Life Happened is a daughter of the black-type-placed Round It Off, who is also the dam of the graded stakes-winning Disco Rico, a champion sprinter in Maryland. Vyjack’s third dam, Capp It Off, won several black-type races and produced Miss Slewpy, a multiple graded stakes winner who won at nine furlongs on six occasions and was triumphant in the Ladies Handicap (GII), contested at a mile and one-quarter.
Maryland royalty is present in Vyjack’s tail female line: his fourth dam, Turn Capp, was Maryland Broodmare of the Year in 1996, having produced an abundance of black-type horses: Capp Ice, Capp it Off, Capp the Power, Say Capp, and Twilight Prince. Vyjack is thus a direct descendant of the Reine de Course mare, Chelandry, who is the foundation mare of family 1-n. Other direct descendants of this outstanding racemare and broodmare include Americain – who won the Melbourne Cup (GI) at 3,200 meters (nearly 16 furlongs), Bodemeister – runner-up in last year’s Derby, and Swale – the ill-fated 1984 Derby and Belmont champion.
Vyjack’s sixth dam, Noble Nurse, is sired by Count Fleet – winner of the 1943 Triple Crown that captured the Belmont by 25 lengths – and is out of a daughter of 1937 Triple Crown champion War Admiral – a son of the great Man O’ War. Her granddam is a daughter of Sir Gallahad, sire of a trifecta of Derby winners, including 1930 Triple Crown winner Gallant Fox.

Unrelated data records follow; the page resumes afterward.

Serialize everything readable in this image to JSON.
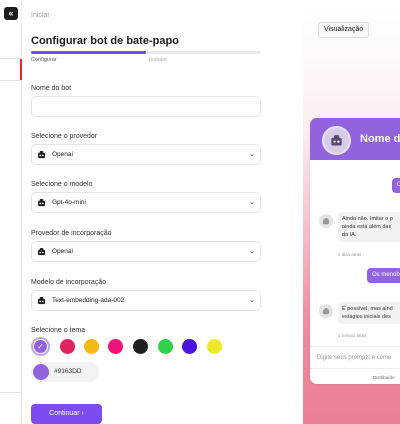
{
  "sidebar": {
    "collapse_label": "«"
  },
  "breadcrumb": "Iniciar",
  "page_title": "Configurar bot de bate-papo",
  "progress": {
    "value_percent": 50,
    "steps": [
      "Configurar",
      "Instalar"
    ]
  },
  "form": {
    "bot_name": {
      "label": "Nome do bot",
      "value": ""
    },
    "provider": {
      "label": "Selecione o provedor",
      "value": "Openai",
      "icon": "openai-icon"
    },
    "model": {
      "label": "Selecione o modelo",
      "value": "Gpt-4o-mini",
      "icon": "openai-icon"
    },
    "embedding_provider": {
      "label": "Provedor de incorporação",
      "value": "Openai",
      "icon": "openai-icon"
    },
    "embedding_model": {
      "label": "Modelo de incorporação",
      "value": "Text-embedding-ada-002",
      "icon": "openai-icon"
    },
    "theme": {
      "label": "Selecione o tema",
      "swatches": [
        "#9163DD",
        "#E2245E",
        "#F5B915",
        "#F0137A",
        "#1F1F1F",
        "#2FD24A",
        "#4A13E0",
        "#EDE82A"
      ],
      "selected_index": 0,
      "custom_hex": "#9163DD"
    }
  },
  "continue_label": "Continuar ›",
  "preview": {
    "button_label": "Visualização",
    "bot_title": "Nome do bot",
    "accent": "#9163DD",
    "messages": [
      {
        "role": "user",
        "text": "O"
      },
      {
        "role": "bot",
        "text": "Ainda não. Imitar o p ainda está além das da IA.",
        "lines": [
          "Ainda não. Imitar o p",
          "ainda está além das",
          "da IA."
        ],
        "time": "2 dias atrás"
      },
      {
        "role": "user",
        "text": "Os menobo"
      },
      {
        "role": "bot",
        "text": "É possível, mas aind estágios iniciais des",
        "lines": [
          "É possível, mas aind",
          "estágios iniciais des"
        ],
        "time": "1 minuto atrás"
      }
    ],
    "input_placeholder": "Digite seus prompts e come",
    "powered_by": "Distribuído"
  }
}
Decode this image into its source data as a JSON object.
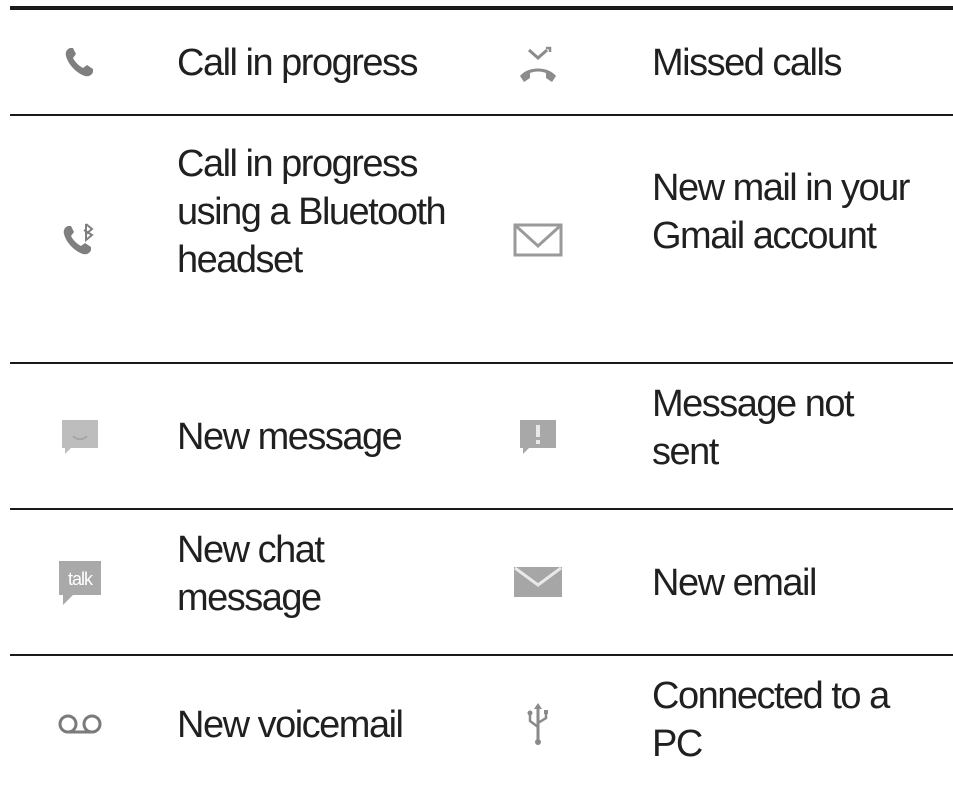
{
  "rows": [
    {
      "left": {
        "icon": "phone-icon",
        "label": "Call in progress"
      },
      "right": {
        "icon": "missed-call-icon",
        "label": "Missed calls"
      }
    },
    {
      "left": {
        "icon": "bluetooth-call-icon",
        "label": "Call in progress using a Bluetooth headset"
      },
      "right": {
        "icon": "gmail-icon",
        "label": "New mail in your Gmail account"
      }
    },
    {
      "left": {
        "icon": "message-icon",
        "label": "New message"
      },
      "right": {
        "icon": "message-error-icon",
        "label": "Message not sent"
      }
    },
    {
      "left": {
        "icon": "talk-chat-icon",
        "label": "New chat message",
        "icon_text": "talk"
      },
      "right": {
        "icon": "email-icon",
        "label": "New email"
      }
    },
    {
      "left": {
        "icon": "voicemail-icon",
        "label": "New voicemail"
      },
      "right": {
        "icon": "usb-icon",
        "label": "Connected to a PC"
      }
    }
  ],
  "colors": {
    "icon": "#8a8a8a",
    "icon_light": "#b5b5b5",
    "rule": "#1a1a1a",
    "text": "#202020"
  }
}
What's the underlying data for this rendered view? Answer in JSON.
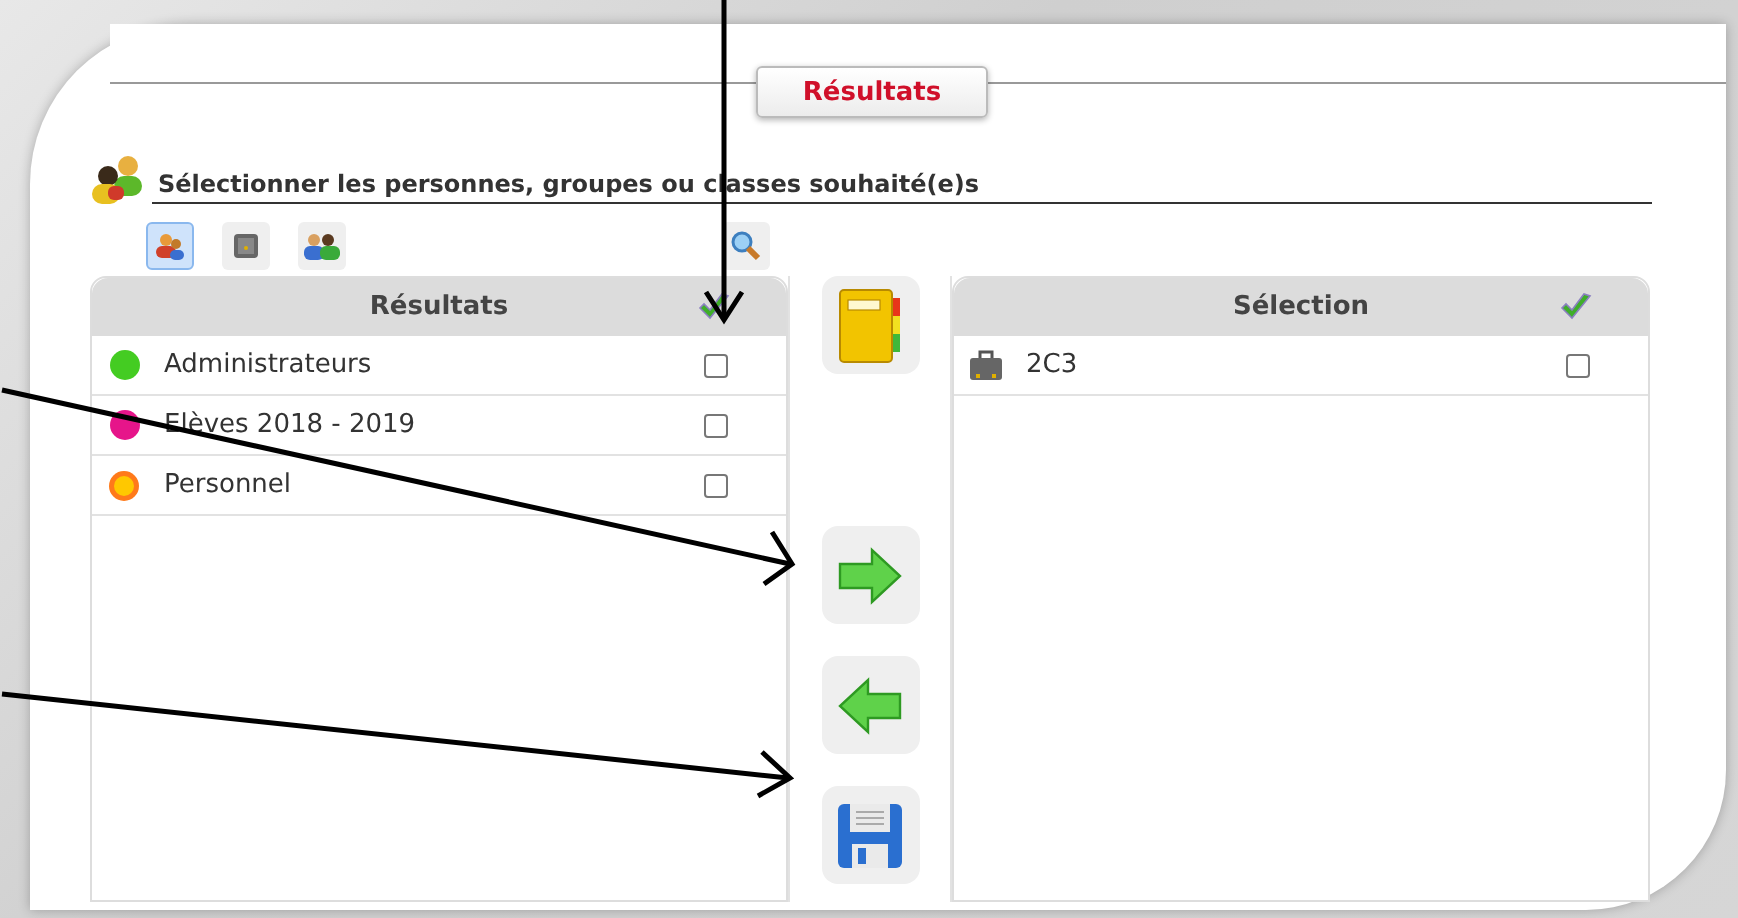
{
  "tab": {
    "label": "Résultats"
  },
  "heading": "Sélectionner les personnes, groupes ou classes souhaité(e)s",
  "filters": [
    {
      "kind": "people",
      "selected": true
    },
    {
      "kind": "classes",
      "selected": false
    },
    {
      "kind": "groups",
      "selected": false
    }
  ],
  "results": {
    "title": "Résultats",
    "items": [
      {
        "name": "Administrateurs",
        "kind": "dot",
        "color": "#44cc22",
        "checked": false
      },
      {
        "name": "Elèves 2018 - 2019",
        "kind": "dot",
        "color": "#e6158a",
        "checked": false
      },
      {
        "name": "Personnel",
        "kind": "sun",
        "checked": false
      }
    ]
  },
  "actions": [
    {
      "kind": "notebook"
    },
    {
      "kind": "add"
    },
    {
      "kind": "remove"
    },
    {
      "kind": "save"
    }
  ],
  "selection": {
    "title": "Sélection",
    "items": [
      {
        "name": "2C3",
        "kind": "class",
        "checked": false
      }
    ]
  }
}
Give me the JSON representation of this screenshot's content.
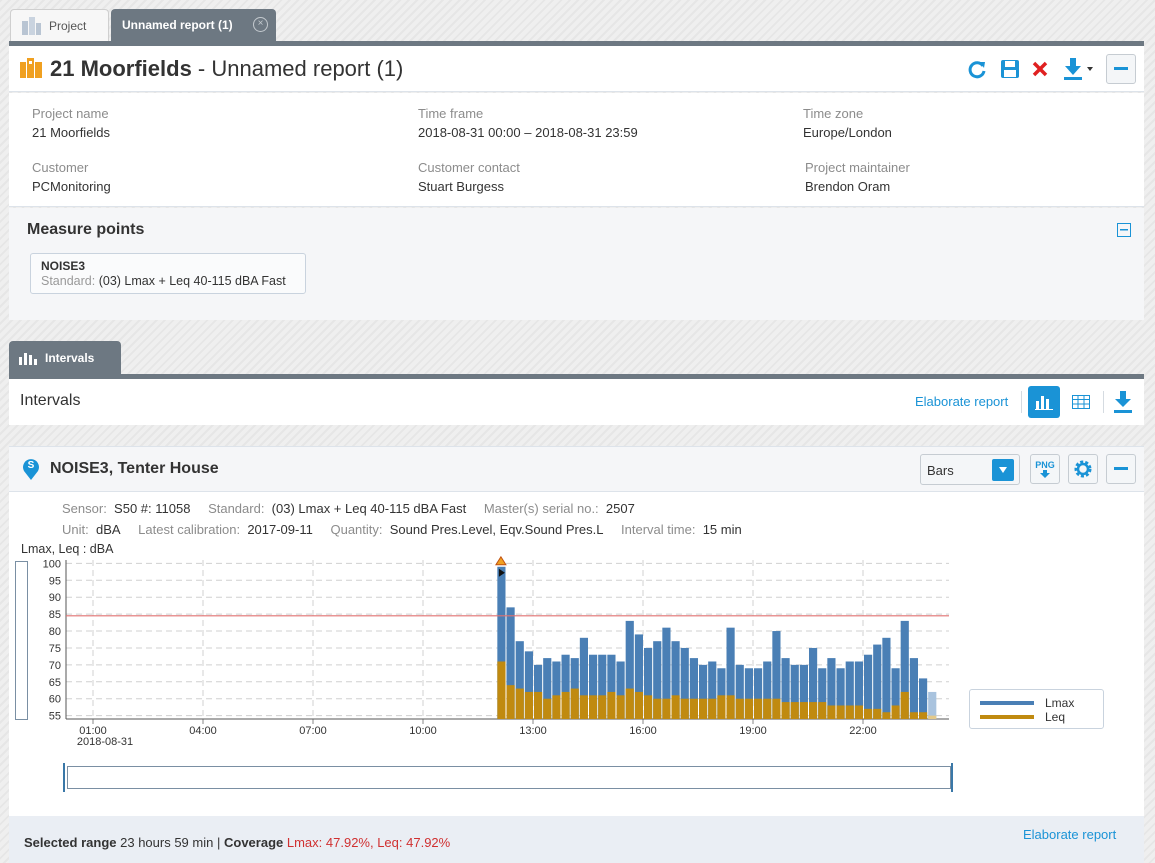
{
  "tabs": {
    "project": "Project",
    "report": "Unnamed report (1)",
    "close_glyph": "×"
  },
  "header": {
    "project": "21 Moorfields",
    "separator": " - ",
    "report": "Unnamed report (1)"
  },
  "info": {
    "project_name_label": "Project name",
    "project_name": "21 Moorfields",
    "time_frame_label": "Time frame",
    "time_frame": "2018-08-31 00:00 – 2018-08-31 23:59",
    "time_zone_label": "Time zone",
    "time_zone": "Europe/London",
    "customer_label": "Customer",
    "customer": "PCMonitoring",
    "customer_contact_label": "Customer contact",
    "customer_contact": "Stuart Burgess",
    "maintainer_label": "Project maintainer",
    "maintainer": "Brendon Oram"
  },
  "measure_points": {
    "title": "Measure points",
    "item_name": "NOISE3",
    "item_standard_label": "Standard:",
    "item_standard": "(03) Lmax + Leq 40-115 dBA Fast"
  },
  "intervals_tab": "Intervals",
  "intervals_section": {
    "title": "Intervals",
    "elaborate": "Elaborate report"
  },
  "noise": {
    "title": "NOISE3, Tenter House",
    "marker": "S",
    "chart_mode": "Bars",
    "png_label": "PNG",
    "sensor_label": "Sensor:",
    "sensor": "S50 #: 11058",
    "standard_label": "Standard:",
    "standard": "(03) Lmax + Leq 40-115 dBA Fast",
    "master_label": "Master(s) serial no.:",
    "master": "2507",
    "unit_label": "Unit:",
    "unit": "dBA",
    "calib_label": "Latest calibration:",
    "calib": "2017-09-11",
    "quantity_label": "Quantity:",
    "quantity": "Sound Pres.Level, Eqv.Sound Pres.L",
    "interval_label": "Interval time:",
    "interval": "15 min"
  },
  "footer": {
    "range_label": "Selected range",
    "range": "23 hours 59 min",
    "sep": "|",
    "coverage_label": "Coverage",
    "coverage": "Lmax: 47.92%, Leq: 47.92%",
    "elaborate": "Elaborate report"
  },
  "colors": {
    "lmax": "#4a7fb5",
    "leq": "#c08a10",
    "accent": "#1a93d6",
    "limit": "#e07070",
    "brand": "#f0a020"
  },
  "chart_data": {
    "type": "bar",
    "ylabel": "Lmax, Leq : dBA",
    "ylim": [
      54,
      101
    ],
    "y_ticks": [
      55,
      60,
      65,
      70,
      75,
      80,
      85,
      90,
      95,
      100
    ],
    "x_ticks": [
      "01:00",
      "04:00",
      "07:00",
      "10:00",
      "13:00",
      "16:00",
      "19:00",
      "22:00"
    ],
    "x_date_label": "2018-08-31",
    "limit": 84.5,
    "x_start": "12:15",
    "x_interval": "15 min",
    "series": [
      {
        "name": "Lmax",
        "values": [
          99,
          87,
          77,
          74,
          70,
          72,
          71,
          73,
          72,
          78,
          73,
          73,
          73,
          71,
          83,
          79,
          75,
          77,
          81,
          77,
          75,
          72,
          70,
          71,
          69,
          81,
          70,
          69,
          69,
          71,
          80,
          72,
          70,
          70,
          75,
          69,
          72,
          69,
          71,
          71,
          73,
          76,
          78,
          69,
          83,
          72,
          66,
          62
        ]
      },
      {
        "name": "Leq",
        "values": [
          71,
          64,
          63,
          62,
          62,
          60,
          61,
          62,
          63,
          61,
          61,
          61,
          62,
          61,
          63,
          62,
          61,
          60,
          60,
          61,
          60,
          60,
          60,
          60,
          61,
          61,
          60,
          60,
          60,
          60,
          60,
          59,
          59,
          59,
          59,
          59,
          58,
          58,
          58,
          58,
          57,
          57,
          56,
          58,
          62,
          56,
          56,
          55
        ]
      }
    ],
    "legend": "right"
  }
}
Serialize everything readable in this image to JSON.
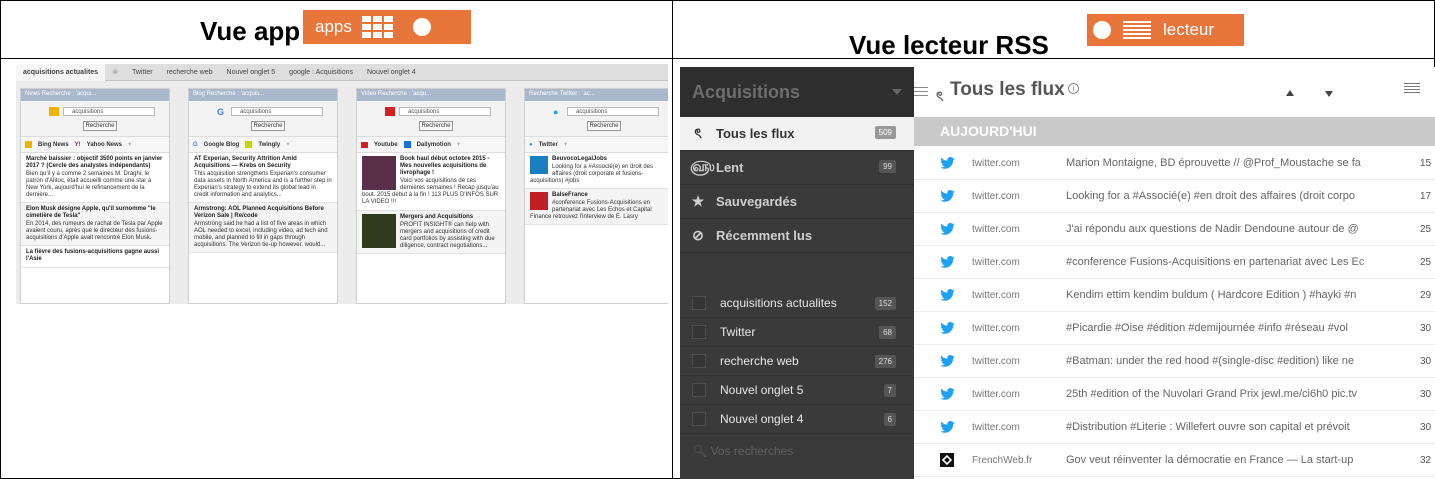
{
  "left_panel": {
    "title": "Vue app",
    "pill_label": "apps",
    "app": {
      "tabs": [
        "acquisitions actualites",
        "Twitter",
        "recherche web",
        "Nouvel onglet 5",
        "google : Acquisitions",
        "Nouvel onglet 4"
      ],
      "columns": [
        {
          "header": "News Recherche : 'acqui...",
          "query": "acquisitions",
          "button": "Recherche",
          "sources": [
            "Bing News",
            "Yahoo News"
          ],
          "items": [
            {
              "title": "Marché baissier : objectif 3500 points en janvier 2017 ? (Cercle des analystes indépendants)",
              "body": "Bien qu'il y a comme 2 semaines M. Draghi, le patron d'Alitoc, était accueilli comme une star à New York, aujourd'hui le refinancement de la dernière..."
            },
            {
              "title": "Elon Musk désigne Apple, qu'il surnomme \"le cimetière de Tesla\"",
              "body": "En 2014, des rumeurs de rachat de Tesla par Apple avaient couru, après que le directeur des fusions-acquisitions d'Apple avait rencontré Elon Musk."
            },
            {
              "title": "La fièvre des fusions-acquisitions gagne aussi l'Asie",
              "body": ""
            }
          ]
        },
        {
          "header": "Blog Recherche : 'acquis...",
          "query": "acquisitions",
          "button": "Recherche",
          "sources": [
            "Google Blog",
            "Twingly"
          ],
          "items": [
            {
              "title": "AT Experian, Security Attrition Amid Acquisitions — Krebs on Security",
              "body": "This acquisition strengthens Experian's consumer data assets in North America and is a further step in Experian's strategy to extend its global lead in credit information and analytics..."
            },
            {
              "title": "Armstrong: AOL Planned Acquisitions Before Verizon Sale | Re/code",
              "body": "Armstrong said he had a list of five areas in which AOL needed to excel, including video, ad tech and mobile, and planned to fill in gaps through acquisitions. The Verizon tie-up however, would..."
            }
          ]
        },
        {
          "header": "Video Recherche : 'acqu...",
          "query": "acquisitions",
          "button": "Recherche",
          "sources": [
            "Youtube",
            "Dailymotion"
          ],
          "items": [
            {
              "title": "Book haul début octobre 2015 - Mes nouvelles acquisitions de livrophage !",
              "body": "Voici vos acquisitions de ces dernières semaines ! Recap jusqu'au bout. 2015 début à la fin ! 113 PLUS D'INFOS SUR LA VIDEO !!!"
            },
            {
              "title": "Mergers and Acquisitions",
              "body": "PROFIT INSIGHT® can help with mergers and acquisitions of credit card portfolios by assisting with due diligence, contract negotiations..."
            }
          ]
        },
        {
          "header": "Recherche Twitter : 'ac...",
          "query": "acquisitions",
          "button": "Recherche",
          "sources": [
            "Twitter"
          ],
          "items": [
            {
              "title": "BeuvocoLegalJobs",
              "body": "Looking for a #Associé(e) en droit des affaires (droit corporate et fusions-acquisitions) #jobs"
            },
            {
              "title": "BalseFrance",
              "body": "#conference Fusions-Acquisitions en partenariat avec Les Echos et Capital Finance retrouvez l'interview de E. Lasry"
            }
          ]
        }
      ]
    }
  },
  "right_panel": {
    "title": "Vue lecteur RSS",
    "pill_label": "lecteur",
    "sidebar": {
      "title": "Acquisitions",
      "nav": [
        {
          "label": "Tous les flux",
          "count": "509",
          "icon": "rss-icon",
          "selected": true
        },
        {
          "label": "Lent",
          "count": "99",
          "icon": "snail-icon"
        },
        {
          "label": "Sauvegardés",
          "count": "",
          "icon": "star-icon"
        },
        {
          "label": "Récemment lus",
          "count": "",
          "icon": "check-circle-icon"
        }
      ],
      "feeds": [
        {
          "label": "acquisitions actualites",
          "count": "152"
        },
        {
          "label": "Twitter",
          "count": "68"
        },
        {
          "label": "recherche web",
          "count": "276"
        },
        {
          "label": "Nouvel onglet 5",
          "count": "7"
        },
        {
          "label": "Nouvel onglet 4",
          "count": "6"
        }
      ],
      "search_placeholder": "Vos recherches"
    },
    "main": {
      "title": "Tous les flux",
      "section": "AUJOURD'HUI",
      "items": [
        {
          "source": "twitter.com",
          "text": "Marion Montaigne, BD éprouvette // @Prof_Moustache se fa",
          "num": "15",
          "icon": "twitter-bird-icon"
        },
        {
          "source": "twitter.com",
          "text": "Looking for a #Associé(e) #en droit des affaires (droit corpo",
          "num": "17",
          "icon": "twitter-bird-icon"
        },
        {
          "source": "twitter.com",
          "text": "J'ai répondu aux questions de Nadir Dendoune autour de @",
          "num": "25",
          "icon": "twitter-bird-icon"
        },
        {
          "source": "twitter.com",
          "text": "#conference Fusions-Acquisitions en partenariat avec Les Ec",
          "num": "25",
          "icon": "twitter-bird-icon"
        },
        {
          "source": "twitter.com",
          "text": "Kendim ettim kendim buldum ( Hardcore Edition ) #hayki #n",
          "num": "29",
          "icon": "twitter-bird-icon"
        },
        {
          "source": "twitter.com",
          "text": "#Picardie #Oise #édition #demijournée #info #réseau #vol",
          "num": "30",
          "icon": "twitter-bird-icon"
        },
        {
          "source": "twitter.com",
          "text": "#Batman: under the red hood #(single-disc #edition) like ne",
          "num": "30",
          "icon": "twitter-bird-icon"
        },
        {
          "source": "twitter.com",
          "text": "25th #edition of the Nuvolari Grand Prix jewl.me/ci6h0 pic.tv",
          "num": "30",
          "icon": "twitter-bird-icon"
        },
        {
          "source": "twitter.com",
          "text": "#Distribution #Literie : Willefert ouvre son capital et prévoit",
          "num": "30",
          "icon": "twitter-bird-icon"
        },
        {
          "source": "FrenchWeb.fr",
          "text": "Gov veut réinventer la démocratie en France — La start-up",
          "num": "32",
          "icon": "frenchweb-icon"
        }
      ]
    }
  },
  "colors": {
    "accent": "#e8763a",
    "twitter": "#1da1f2",
    "sidebar_bg": "#3a3a3a",
    "day_bar": "#c9c9c9"
  }
}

Vyjack’s broodmare sire, Stravinsky, was a brilliant sprinter in Great Britain, but is a son of Nureyev – sire of champion Theatrical, who won several long distance turf races – and the grade one-winning mare Fire the Groom, who won up to a mile and three-sixteenths – the distance of the second leg of the Triple Crown, the Preakness Stakes (GI). Fire the Groom is a daughter of Blushing Groom, one of the finest sires and broodmare sires of the breed. A winner of several championship honors as both racehorse and sire, Blushing Groom excelled at a mile but sired many distance horses, including Nashwan, Rainbow Quest, and Runaway Groom – all of which were grade/group one victors at ten furlongs or more. But perhaps Blushing Groom’s greatest success came as a broodmare sire, as he is the sire of the dams of a wealth of grade/group one winners, including those that have won at ten furlongs or beyond: Flute, Haafhd, and Mezzo Soprano.
Although stamina influences can be found in Vyjack’s bloodlines, you have to search diligently to find them and they are greatly overshadowed by forces of speed. To add to the doubts surrounding Vyjack is his ability to take to Churchill Down’s surface, as he has only competed at Aqueduct. Fortunately, the gelding will have approximately two weeks to adapt to the dirt beneath the twin spires.
Despite having many circumstances stacked against him, Vyjack does bring many advantages to the Derby. The gelding is a very versatile runner, as he can set the pace, press the pace, settle just off the pace, or close from far back. This versatility should serve as a benefit for Vyjack in the Run for the Roses. Furthermore, he possesses not only pure talent, but an outstanding determination to win. Regardless of how great Vyjack’s chances are at Derby glory, it’s hard not to cheer for a horse with a story like his. I encourage you to read his story in the words of the great turf writer Steve Haskin here.